NNY: Well, that is, in fact, the point that I discussed the most with Director Hwang because in feature filmmaking, you don’t really have much time to spend on the extra characters. But then this is a drama series, and Director Hwang and I both agreed that all the game participants’ backstory had to be somehow highlighted because, I mean, there are of course main characters in the show, but the smaller characters, side characters, can actually be me. So I was actually empathizing with all these side characters as well and think about what I would feel if I were in their shoes and imagined a lot about their backstory and tried to bring that onto screen. And I made a lot of efforts around it because that will actually create a sense of realism to the show.
TD: And I think that realism really sticks because of that. What was the biggest challenge of editing the season, other than the physical stamina that you’ve already mentioned?
NNY: Well, to be honest, I really didn’t have much challenge working on this series because most of the staff members were the old faces that I’ve worked with a lot of times and we already had a lot of discussions beforehand and we shared opinions a lot beforehand. So there was really no big challenge to me. I would say that I was just enjoying the project because I was just able to focus on the title fully.
TD: Was there anything in a director’s cut or any other left-on-the-cutting-room-floor scenes or anything that you wish would’ve made it to the final cut?
NNY: I would say there are more cuts that are cut out from a feature film because of the constraint of the running time. But in the series, there was no need to cut so much. But there is a particular cut that I want to mention, but I want to actually avoid the spoiler of the second season because that cut that I cut is actually related to the second season. The final episode of Squid Game ends at the airport, but there was another cut that is following that scene. But that is something that would be a spoiler, so I would just cut short here. And other than that, there were not many cuts that were made. There were scenes that were shortened, but there was not a single scene that was completely cut out.
TD: Well, I certainly won’t ask you to go into any spoiler territory.
NNY: Wait and see!
TD: I can do that. So some shows have two or three editors per season, and I wanted to ask: Do you think it made your job easier or more difficult to be doing the entire thing by yourself?
NNY: Well, I always work by myself. I have never experienced a single project where I have to work with other editors, so I am actually curious: In other countries, is it common for a title to have multiple editors?
TD: Yes, definitely. I’ve interviewed other editors, like couples of editors, who do things together and they’ll split the episodes half and half, basically, so I wanted to know if that was easier for you basically.
NNY: Well, I don’t have that experience so far. (laughs) Because I’m greedy, I want to do it all by myself.
TD: Well, I can’t blame you. So my last question for you is, and you’ve kind of already touched on season two, but I wanted to ask if you know if you’ll be back for season two?
NNY: Well, unless I mess up big time, it’s probably me who’s going to do the editing for the second season.

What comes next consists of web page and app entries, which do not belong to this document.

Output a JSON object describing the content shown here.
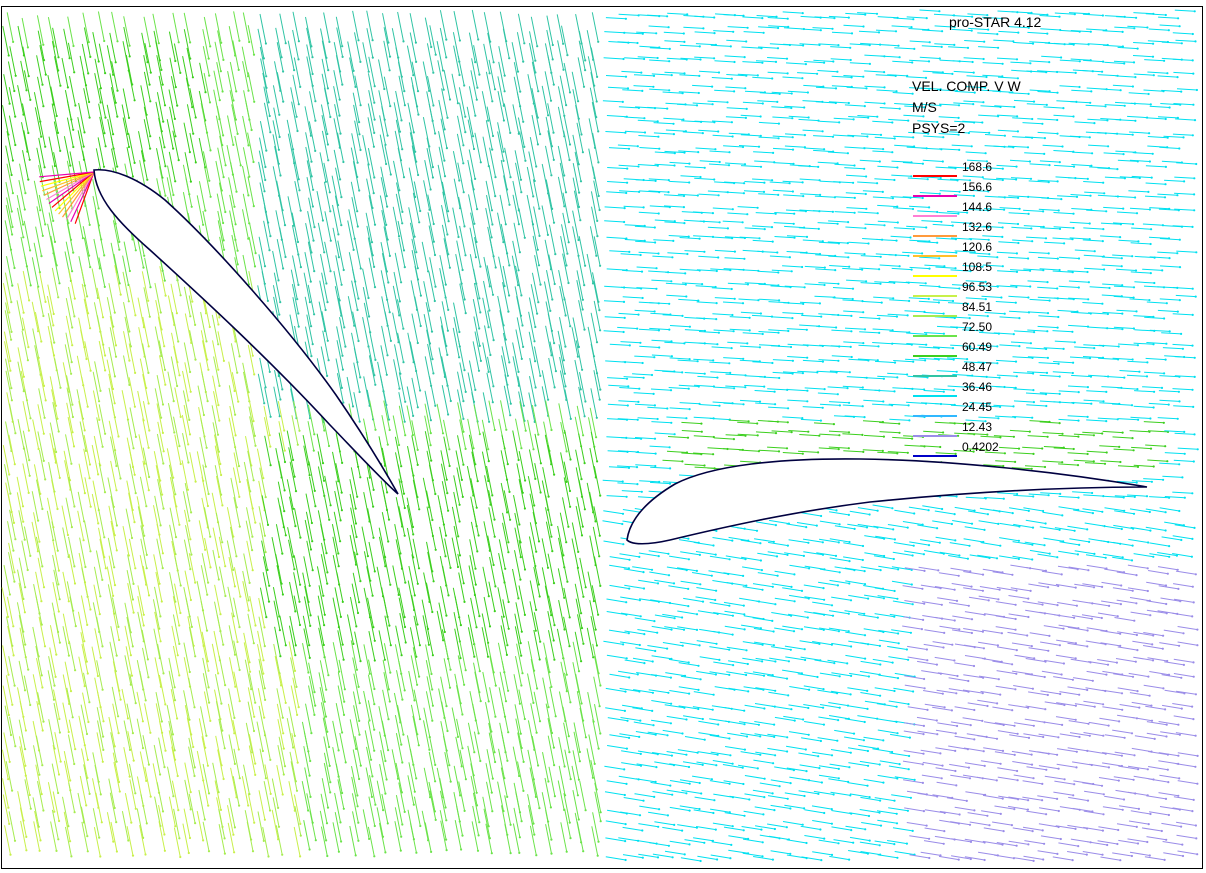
{
  "header": {
    "app_version": "pro-STAR 4.12"
  },
  "legend": {
    "quantity": "VEL. COMP. V W",
    "units": "M/S",
    "psys": "PSYS=2",
    "levels": [
      {
        "label": "168.6",
        "color": "#ff0000"
      },
      {
        "label": "156.6",
        "color": "#e800b0"
      },
      {
        "label": "144.6",
        "color": "#ff7fd4"
      },
      {
        "label": "132.6",
        "color": "#ff9a3c"
      },
      {
        "label": "120.6",
        "color": "#ffc02a"
      },
      {
        "label": "108.5",
        "color": "#ffff00"
      },
      {
        "label": "96.53",
        "color": "#c8f04a"
      },
      {
        "label": "84.51",
        "color": "#a6ec50"
      },
      {
        "label": "72.50",
        "color": "#6be34a"
      },
      {
        "label": "60.49",
        "color": "#3ccf1e"
      },
      {
        "label": "48.47",
        "color": "#30c4a4"
      },
      {
        "label": "36.46",
        "color": "#00e0f0"
      },
      {
        "label": "24.45",
        "color": "#30b8ff"
      },
      {
        "label": "12.43",
        "color": "#9a8ce8"
      },
      {
        "label": "0.4202",
        "color": "#0000c8"
      }
    ]
  },
  "colors": {
    "frame": "#000000",
    "airfoil_outline": "#000040"
  }
}
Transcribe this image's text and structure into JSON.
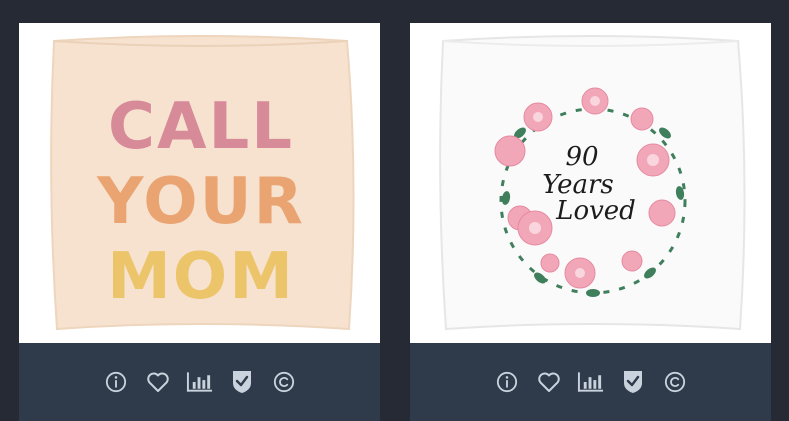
{
  "products": [
    {
      "pillow_text": [
        "CALL",
        "YOUR",
        "MOM"
      ],
      "colors": {
        "pillow": "#f6e2cf",
        "line1": "#d78a98",
        "line2": "#e9a472",
        "line3": "#ecc46a"
      },
      "actions": [
        "info-icon",
        "heart-icon",
        "chart-icon",
        "shield-check-icon",
        "copyright-icon"
      ]
    },
    {
      "pillow_text": [
        "90",
        "Years",
        "Loved"
      ],
      "colors": {
        "pillow": "#fafafa",
        "flower": "#f2a7b8",
        "leaf": "#3f7f5c",
        "text": "#1c1c1c"
      },
      "actions": [
        "info-icon",
        "heart-icon",
        "chart-icon",
        "shield-check-icon",
        "copyright-icon"
      ]
    }
  ],
  "theme": {
    "background": "#262a35",
    "card_footer": "#2f3b4a",
    "icon": "#c9d3de"
  }
}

I actually had a call with Director Hwang recently, and he is devoting his time on script writing at the moment.
TDr: Awesome. I want to thank you so much for your time. Your work was incredible on Squid Game, so this was really a treat to be able to talk to you.

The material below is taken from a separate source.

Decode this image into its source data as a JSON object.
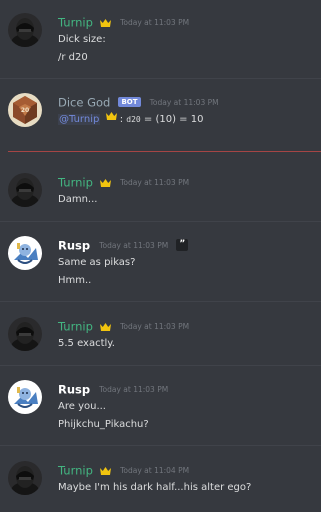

NNY: Thank you for enjoying the show. I appreciate it a lot, and I will see you again on season two.
Season one of Squid Game is currently streaming on Netflix. Nam Na-young is Emmy eligible for Outstanding Single-Camera Picture Editing for a Drama Series.
This interview has been translated and edited for clarity.